7. The method of producing a molded object from a plastic composition which comprises applying to a mold a viscous coating consisting of a plastic composition, a solvent and a plasticizing agent for said plastic material, thereafter applying to said viscous coating granular material of the same composition as said plastic material, the relative quantities of granular plastic material and of viscous solution being such that the granular material will absorb sufficient solvent from the viscous material to provide a solid self sustaining composition against said mold, and

closing the mold to inhibit evaporation of sol-- vent and to permit absorption of solvent and plasticizer from the viscous coating by said granular material.

8. The method of producing molded objects from plastics which comprises applying to the face of a mold as a coating a mixture containing a viscous solution of a-plastic and a plasticizer in a solvent together with a solid granular plastic soluble in said solvent and capable of absorbing the plasticizer, letting the mixture remain in the mold for a suflicient time to permit hardening of the mixture by absorption of the solvent and the plasticizer by the granular plastic, and removing the hardened article from the mold.

9. The method of producing molded objects from plastics which comprises applying to a mold a coating containing a viscous solution of a plastic and a plasticizer in a volatile solvent and admixed therewith in a quantity suflicient to form a substantially continuous matrix a solid granular plastic soluble in the volatile solvent, closing the mold for a time suflicient to permit absorption of solvent and plasticizer from the viscous solution by the granular material to harden the coating, ventilating the mold to evaporate the solvent, and removing the molded object from the mold.

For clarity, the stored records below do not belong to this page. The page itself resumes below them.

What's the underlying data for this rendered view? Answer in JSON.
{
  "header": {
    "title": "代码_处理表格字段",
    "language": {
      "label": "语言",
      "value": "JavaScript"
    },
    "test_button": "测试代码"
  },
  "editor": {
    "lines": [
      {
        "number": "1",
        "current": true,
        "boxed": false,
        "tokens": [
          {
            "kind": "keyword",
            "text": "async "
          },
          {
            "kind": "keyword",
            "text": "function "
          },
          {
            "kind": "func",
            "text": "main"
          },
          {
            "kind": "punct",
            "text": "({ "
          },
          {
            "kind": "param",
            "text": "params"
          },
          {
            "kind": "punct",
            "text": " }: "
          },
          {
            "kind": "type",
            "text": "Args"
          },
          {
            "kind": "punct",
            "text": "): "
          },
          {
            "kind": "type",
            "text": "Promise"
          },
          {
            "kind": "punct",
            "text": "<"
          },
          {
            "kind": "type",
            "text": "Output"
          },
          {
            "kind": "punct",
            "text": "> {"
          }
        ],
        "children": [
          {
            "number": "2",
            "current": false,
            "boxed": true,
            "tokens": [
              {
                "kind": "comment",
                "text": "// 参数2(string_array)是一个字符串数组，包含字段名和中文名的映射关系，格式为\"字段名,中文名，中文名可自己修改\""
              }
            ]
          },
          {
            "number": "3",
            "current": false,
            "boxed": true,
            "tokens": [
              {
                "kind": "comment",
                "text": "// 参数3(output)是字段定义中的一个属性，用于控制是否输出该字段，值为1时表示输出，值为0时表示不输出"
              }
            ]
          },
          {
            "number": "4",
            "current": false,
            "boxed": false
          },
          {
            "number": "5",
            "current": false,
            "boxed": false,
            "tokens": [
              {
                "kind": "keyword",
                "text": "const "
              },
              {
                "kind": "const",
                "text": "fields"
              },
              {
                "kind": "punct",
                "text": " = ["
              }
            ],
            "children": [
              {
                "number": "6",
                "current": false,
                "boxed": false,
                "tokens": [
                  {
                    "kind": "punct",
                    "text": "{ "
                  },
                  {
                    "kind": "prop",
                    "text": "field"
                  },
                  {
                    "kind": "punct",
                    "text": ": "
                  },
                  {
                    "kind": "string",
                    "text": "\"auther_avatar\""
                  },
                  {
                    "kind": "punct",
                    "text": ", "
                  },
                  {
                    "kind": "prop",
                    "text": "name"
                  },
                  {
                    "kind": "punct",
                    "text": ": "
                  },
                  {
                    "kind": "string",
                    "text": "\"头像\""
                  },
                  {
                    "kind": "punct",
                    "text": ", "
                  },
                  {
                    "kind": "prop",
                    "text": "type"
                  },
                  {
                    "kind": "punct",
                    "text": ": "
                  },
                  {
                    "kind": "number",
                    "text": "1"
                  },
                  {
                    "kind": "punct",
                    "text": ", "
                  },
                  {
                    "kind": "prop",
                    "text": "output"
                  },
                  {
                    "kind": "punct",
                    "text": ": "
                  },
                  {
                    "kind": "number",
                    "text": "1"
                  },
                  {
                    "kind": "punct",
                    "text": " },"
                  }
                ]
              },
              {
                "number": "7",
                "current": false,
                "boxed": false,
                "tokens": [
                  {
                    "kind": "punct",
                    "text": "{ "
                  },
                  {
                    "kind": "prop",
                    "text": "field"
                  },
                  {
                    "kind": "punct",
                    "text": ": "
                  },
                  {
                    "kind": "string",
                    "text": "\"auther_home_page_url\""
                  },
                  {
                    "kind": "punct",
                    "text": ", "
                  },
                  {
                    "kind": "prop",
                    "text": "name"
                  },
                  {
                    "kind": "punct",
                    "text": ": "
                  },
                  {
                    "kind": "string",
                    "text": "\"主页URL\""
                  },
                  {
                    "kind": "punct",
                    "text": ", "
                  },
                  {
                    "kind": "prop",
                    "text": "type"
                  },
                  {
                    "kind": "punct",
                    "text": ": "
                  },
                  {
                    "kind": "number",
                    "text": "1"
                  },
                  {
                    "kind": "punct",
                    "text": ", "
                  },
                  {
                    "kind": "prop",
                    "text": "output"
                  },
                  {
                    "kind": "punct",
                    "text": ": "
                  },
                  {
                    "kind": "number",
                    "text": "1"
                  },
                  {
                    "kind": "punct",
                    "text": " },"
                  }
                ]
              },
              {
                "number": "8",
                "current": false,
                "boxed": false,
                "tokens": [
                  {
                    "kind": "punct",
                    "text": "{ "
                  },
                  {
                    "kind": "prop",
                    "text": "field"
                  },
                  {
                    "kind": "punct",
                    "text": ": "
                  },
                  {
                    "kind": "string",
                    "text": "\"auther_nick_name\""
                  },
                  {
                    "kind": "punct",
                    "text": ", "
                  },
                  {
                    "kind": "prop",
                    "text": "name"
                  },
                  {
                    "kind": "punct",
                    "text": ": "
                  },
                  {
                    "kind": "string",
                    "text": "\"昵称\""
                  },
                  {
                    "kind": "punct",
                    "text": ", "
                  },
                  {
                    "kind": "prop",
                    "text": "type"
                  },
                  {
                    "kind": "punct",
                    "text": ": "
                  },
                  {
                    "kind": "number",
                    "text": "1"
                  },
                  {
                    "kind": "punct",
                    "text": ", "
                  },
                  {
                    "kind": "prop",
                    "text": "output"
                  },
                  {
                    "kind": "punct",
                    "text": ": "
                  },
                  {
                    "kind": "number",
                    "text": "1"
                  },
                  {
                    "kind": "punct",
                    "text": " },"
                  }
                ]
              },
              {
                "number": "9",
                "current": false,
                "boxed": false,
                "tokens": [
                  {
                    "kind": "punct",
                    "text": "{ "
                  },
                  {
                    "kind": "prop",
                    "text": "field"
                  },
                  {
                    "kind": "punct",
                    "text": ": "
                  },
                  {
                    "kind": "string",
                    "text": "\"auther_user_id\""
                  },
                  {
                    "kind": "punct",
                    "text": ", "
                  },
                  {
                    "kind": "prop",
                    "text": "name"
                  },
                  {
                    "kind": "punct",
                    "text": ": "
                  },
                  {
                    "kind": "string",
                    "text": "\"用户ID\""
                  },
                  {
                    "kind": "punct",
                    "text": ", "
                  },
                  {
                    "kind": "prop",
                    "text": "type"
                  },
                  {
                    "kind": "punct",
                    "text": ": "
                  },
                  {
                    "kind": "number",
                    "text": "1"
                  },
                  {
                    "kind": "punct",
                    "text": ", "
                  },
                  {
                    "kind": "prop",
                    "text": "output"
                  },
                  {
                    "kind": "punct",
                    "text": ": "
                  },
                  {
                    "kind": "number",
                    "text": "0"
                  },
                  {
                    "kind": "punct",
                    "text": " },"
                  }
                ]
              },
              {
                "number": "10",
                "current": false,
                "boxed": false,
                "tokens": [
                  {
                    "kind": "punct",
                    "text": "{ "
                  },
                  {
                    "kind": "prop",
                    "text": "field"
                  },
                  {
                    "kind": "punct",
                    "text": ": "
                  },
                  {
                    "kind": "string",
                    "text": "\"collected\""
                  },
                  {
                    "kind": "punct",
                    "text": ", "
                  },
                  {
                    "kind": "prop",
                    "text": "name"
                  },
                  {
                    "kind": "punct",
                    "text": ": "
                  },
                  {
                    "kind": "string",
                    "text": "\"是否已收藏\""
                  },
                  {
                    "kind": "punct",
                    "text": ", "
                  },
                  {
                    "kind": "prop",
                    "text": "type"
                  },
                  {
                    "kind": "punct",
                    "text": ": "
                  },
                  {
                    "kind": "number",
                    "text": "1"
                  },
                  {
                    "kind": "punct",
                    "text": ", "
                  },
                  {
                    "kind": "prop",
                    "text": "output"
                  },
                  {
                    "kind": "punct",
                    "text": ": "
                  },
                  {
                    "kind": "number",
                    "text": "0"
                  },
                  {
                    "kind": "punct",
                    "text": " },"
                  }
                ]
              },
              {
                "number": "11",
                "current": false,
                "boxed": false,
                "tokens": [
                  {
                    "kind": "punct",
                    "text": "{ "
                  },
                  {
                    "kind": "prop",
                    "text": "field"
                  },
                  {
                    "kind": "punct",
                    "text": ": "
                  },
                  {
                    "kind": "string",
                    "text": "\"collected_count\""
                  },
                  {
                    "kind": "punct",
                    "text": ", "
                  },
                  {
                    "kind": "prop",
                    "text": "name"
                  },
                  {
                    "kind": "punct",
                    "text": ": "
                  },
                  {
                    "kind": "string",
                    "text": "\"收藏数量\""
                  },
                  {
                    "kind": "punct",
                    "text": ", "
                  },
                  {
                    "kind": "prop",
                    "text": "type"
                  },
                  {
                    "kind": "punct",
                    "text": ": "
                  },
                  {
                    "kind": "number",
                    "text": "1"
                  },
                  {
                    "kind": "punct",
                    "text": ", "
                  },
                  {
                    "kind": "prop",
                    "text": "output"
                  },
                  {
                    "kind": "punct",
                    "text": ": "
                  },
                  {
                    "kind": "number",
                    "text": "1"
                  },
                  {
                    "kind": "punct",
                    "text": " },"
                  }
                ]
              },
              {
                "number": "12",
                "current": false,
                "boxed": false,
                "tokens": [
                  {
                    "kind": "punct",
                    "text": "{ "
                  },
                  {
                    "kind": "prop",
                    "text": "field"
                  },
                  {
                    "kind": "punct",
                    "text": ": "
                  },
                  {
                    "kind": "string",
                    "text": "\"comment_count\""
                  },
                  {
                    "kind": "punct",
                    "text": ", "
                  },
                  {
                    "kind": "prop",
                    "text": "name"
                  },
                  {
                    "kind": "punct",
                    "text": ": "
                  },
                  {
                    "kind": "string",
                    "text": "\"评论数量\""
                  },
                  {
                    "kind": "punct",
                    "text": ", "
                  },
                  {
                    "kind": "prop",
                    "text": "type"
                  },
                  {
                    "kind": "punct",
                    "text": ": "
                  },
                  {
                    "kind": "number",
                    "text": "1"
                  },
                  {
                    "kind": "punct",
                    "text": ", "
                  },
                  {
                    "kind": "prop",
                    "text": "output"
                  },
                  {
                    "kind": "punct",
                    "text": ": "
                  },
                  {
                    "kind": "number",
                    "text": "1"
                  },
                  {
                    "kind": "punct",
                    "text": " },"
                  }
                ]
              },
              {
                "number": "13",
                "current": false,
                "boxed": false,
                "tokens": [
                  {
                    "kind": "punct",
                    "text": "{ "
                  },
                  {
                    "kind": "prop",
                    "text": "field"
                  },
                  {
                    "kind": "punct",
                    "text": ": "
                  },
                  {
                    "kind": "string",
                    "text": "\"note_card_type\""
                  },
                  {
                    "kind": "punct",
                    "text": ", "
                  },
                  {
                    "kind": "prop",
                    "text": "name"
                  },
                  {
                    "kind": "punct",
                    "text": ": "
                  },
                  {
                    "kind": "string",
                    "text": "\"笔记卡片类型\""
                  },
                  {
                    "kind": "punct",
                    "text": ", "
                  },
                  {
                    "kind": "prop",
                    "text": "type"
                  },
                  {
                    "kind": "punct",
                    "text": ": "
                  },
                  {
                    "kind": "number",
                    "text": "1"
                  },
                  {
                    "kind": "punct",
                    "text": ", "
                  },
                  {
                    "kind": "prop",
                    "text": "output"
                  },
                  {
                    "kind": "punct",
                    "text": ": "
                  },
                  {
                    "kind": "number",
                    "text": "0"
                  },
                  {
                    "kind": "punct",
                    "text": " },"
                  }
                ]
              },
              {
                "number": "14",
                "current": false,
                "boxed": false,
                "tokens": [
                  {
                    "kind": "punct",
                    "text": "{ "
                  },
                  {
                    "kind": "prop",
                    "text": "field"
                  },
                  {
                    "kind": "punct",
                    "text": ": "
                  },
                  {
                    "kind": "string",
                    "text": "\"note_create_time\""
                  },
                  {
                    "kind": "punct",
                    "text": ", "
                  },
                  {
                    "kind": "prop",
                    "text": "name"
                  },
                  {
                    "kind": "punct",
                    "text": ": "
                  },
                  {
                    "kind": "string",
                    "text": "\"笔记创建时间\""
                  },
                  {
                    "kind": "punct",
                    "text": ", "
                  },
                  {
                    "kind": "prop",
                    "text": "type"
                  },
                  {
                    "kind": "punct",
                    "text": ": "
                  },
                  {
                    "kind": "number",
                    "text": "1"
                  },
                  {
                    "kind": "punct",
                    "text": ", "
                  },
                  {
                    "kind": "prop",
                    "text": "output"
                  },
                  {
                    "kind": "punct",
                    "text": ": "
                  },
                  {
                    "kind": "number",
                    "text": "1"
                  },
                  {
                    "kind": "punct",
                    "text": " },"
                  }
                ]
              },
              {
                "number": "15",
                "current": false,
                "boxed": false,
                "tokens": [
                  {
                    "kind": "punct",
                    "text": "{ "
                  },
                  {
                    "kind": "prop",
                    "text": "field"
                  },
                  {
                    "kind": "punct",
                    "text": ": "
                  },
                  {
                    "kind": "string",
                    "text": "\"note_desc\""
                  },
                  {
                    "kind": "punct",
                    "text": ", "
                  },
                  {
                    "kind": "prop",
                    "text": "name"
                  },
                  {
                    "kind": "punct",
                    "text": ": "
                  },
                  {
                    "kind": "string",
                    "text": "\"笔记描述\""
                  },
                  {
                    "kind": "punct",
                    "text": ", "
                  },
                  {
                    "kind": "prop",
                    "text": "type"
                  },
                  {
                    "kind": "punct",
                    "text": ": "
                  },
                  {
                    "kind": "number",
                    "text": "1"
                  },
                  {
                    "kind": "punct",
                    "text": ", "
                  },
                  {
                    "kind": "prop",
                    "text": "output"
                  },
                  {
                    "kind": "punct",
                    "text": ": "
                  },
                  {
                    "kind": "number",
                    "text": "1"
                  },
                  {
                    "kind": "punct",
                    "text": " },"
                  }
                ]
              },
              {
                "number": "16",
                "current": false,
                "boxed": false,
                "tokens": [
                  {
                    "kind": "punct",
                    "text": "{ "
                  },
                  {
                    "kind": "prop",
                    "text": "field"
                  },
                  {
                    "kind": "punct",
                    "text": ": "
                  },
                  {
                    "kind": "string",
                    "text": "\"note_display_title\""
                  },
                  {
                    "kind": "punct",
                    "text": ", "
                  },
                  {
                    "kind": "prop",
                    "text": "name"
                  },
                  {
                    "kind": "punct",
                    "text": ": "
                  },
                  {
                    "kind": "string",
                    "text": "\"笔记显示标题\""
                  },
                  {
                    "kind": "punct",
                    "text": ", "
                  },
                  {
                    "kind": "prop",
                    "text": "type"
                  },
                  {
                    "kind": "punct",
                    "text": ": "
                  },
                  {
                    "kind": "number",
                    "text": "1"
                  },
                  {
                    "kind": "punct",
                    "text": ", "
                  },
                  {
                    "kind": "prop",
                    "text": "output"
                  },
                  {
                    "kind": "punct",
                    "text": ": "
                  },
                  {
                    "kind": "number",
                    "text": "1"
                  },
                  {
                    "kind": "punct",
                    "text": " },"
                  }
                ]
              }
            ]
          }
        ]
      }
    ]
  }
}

SANFORD L. WILLIS.

Referenced by
Citing PatentFiling datePublication dateApplicantTitle
US2417090 *Jan 26, 1944Mar 11, 1947Olin Ind IncManufacture of propellent explosives
US2497451 *Aug 17, 1945Feb 14, 1950Haefeli MaxProcedure for the preparation of prostheses of great strength from methyl methacrylate monomer and polymer
US2632725 *Aug 6, 1943Mar 24, 1953Alvin MarksMethod of laminating lenses
US2740161 *Nov 28, 1952Apr 3, 1956Dow Chemical CoMethod and composition for casting resins
US2746089 *Dec 14, 1950May 22, 1956Tube Turns Plastics IncMethod for working synthetic organic plastic materials
US2884977 *Jun 25, 1957May 5, 1959Aaron R BermanCarrier
US2888423 *Mar 31, 1954May 26, 1959Goodyear Tire & RubberComposition comprising chlorosubstituted ethylene polymer plasticized with 1, 4-diaroyl butane
US2990263 *Feb 3, 1949Jun 27, 1961Avery William HProcess for manufacturing rocket propellants
US3027597 *May 20, 1948Apr 3, 1962Hercules Powder Co LtdMethod and apparatus for manufacture of cast plastic compositions
US5429784 *Dec 6, 1993Jul 4, 1995Davidson Textron Inc.Method for making a reinforced air bag door cover
US5527574 *Mar 30, 1995Jun 18, 1996Davidson Textron Inc.Reinforced air bag door cover and method for making same
Classifications
U.S. Classification264/302, 249/114.1, 264/308, 264/307
International ClassificationB29C41/02, B29C41/50, B29C70/58
Cooperative ClassificationB29C70/58, B29C41/50, B29K2105/0073, B29C41/02
European ClassificationB29C41/50, B29C70/58, B29C41/02